ROME (CNS) In an unexpected move, today the Franciscan Order filed suit against the Starbucks chain of coffee houses, enjoining them to refrain from using the name “cappucino” to identify their cream-topped espresso product.
Friar Roberto Pascattio, spokesman for the Order, explained that the Franciscans like a good cup of espresso as much as the next person.

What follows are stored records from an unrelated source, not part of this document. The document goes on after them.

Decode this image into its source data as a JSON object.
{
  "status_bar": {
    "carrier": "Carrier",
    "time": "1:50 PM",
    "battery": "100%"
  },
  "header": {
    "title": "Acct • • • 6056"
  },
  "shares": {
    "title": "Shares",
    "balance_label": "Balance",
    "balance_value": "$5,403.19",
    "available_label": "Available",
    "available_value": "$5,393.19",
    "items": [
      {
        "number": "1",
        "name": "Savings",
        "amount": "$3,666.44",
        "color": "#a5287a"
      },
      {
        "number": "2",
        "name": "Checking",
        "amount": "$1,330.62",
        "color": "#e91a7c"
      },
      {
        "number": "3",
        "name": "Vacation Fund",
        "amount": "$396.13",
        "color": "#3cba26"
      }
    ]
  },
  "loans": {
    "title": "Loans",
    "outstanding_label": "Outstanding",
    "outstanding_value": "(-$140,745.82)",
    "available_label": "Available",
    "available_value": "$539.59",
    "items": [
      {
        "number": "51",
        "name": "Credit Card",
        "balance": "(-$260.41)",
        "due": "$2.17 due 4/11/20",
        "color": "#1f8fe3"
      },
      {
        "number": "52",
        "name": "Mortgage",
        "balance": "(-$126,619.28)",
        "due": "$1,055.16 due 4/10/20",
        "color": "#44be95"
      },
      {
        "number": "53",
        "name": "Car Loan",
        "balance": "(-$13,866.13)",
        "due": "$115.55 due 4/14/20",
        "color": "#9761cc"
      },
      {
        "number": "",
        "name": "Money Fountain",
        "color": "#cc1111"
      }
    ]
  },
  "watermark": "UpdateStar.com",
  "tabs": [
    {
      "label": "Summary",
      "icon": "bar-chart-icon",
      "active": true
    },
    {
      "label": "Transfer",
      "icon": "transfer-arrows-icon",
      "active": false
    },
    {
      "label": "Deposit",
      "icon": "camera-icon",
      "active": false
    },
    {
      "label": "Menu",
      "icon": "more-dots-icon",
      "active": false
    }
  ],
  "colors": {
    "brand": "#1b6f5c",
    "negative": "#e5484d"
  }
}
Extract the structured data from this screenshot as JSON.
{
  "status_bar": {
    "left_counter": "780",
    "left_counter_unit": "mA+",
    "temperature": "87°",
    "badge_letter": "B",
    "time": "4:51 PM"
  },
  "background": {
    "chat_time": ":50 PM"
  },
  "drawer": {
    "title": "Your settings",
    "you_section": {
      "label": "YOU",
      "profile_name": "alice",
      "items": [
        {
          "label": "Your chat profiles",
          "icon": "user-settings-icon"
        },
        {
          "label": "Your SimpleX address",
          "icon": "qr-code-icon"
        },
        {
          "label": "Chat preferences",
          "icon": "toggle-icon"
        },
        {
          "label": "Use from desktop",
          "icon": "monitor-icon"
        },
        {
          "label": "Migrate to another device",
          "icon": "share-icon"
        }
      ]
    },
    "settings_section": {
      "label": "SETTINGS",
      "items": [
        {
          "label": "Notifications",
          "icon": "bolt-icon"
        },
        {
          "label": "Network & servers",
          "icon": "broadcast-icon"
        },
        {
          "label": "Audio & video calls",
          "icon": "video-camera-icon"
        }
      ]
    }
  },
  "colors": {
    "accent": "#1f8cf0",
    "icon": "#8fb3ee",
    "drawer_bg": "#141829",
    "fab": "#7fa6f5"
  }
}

“But ‘cappucino’ is a description based on a brand that the Franciscans have been cultivating for centuries.” Cappucino is so named after its resemblance to the cowled, brown-robed monks of the Capuchin Friars, a branch of the Franciscan Order. The name of the coffee drink derives either from the brown color of the monks’ robes, or the pointed crown of steamed milk that resembles the Capuchin hood. “After we’ve spent centuries building up the name recognition of our spiritual movement for simpler living, these people pirate our name and our trademark pointed hood and the goodwill associated with them, just to identify an over-priced cup of coffee.”
The Capuchins are a branch of the Franciscan Order. They were founded in the early sixteenth century as a reform movement among the Franciscans, dedicated to returning to strict observance of St. Francis’s ideals. They adopted a long, pointed hood in contrast to the close, rounded hood that more relaxed Franciscans wore. The people among whom the reformers worked nicknamed them for their hoods — “Scappuccini” — and that nickname became part of their official designation as a religious order, the Order of Friars Minor, Capuchin.
Prominent Capuchins in history include St.. Bernard of Corleone, and Padre Pio, who was recently canonized by Pope John Paul II.
In Seattle, Starbucks lawyer Thomas Billingsgate soft-pedalled the suit. “Starbucks has a latte good will toward these spiritual seekers, but everyone knows you can’t make intellectual property claims on varieties of coffee, apart from Frappucino®, Caffè Verona®, and other proprietary formulations.”
Br. Roberto indicated that Starbucks was only the first in a series of possible trademark enforcement targets for the Order. “Next, we’re looking into negotiations with those monkeys.”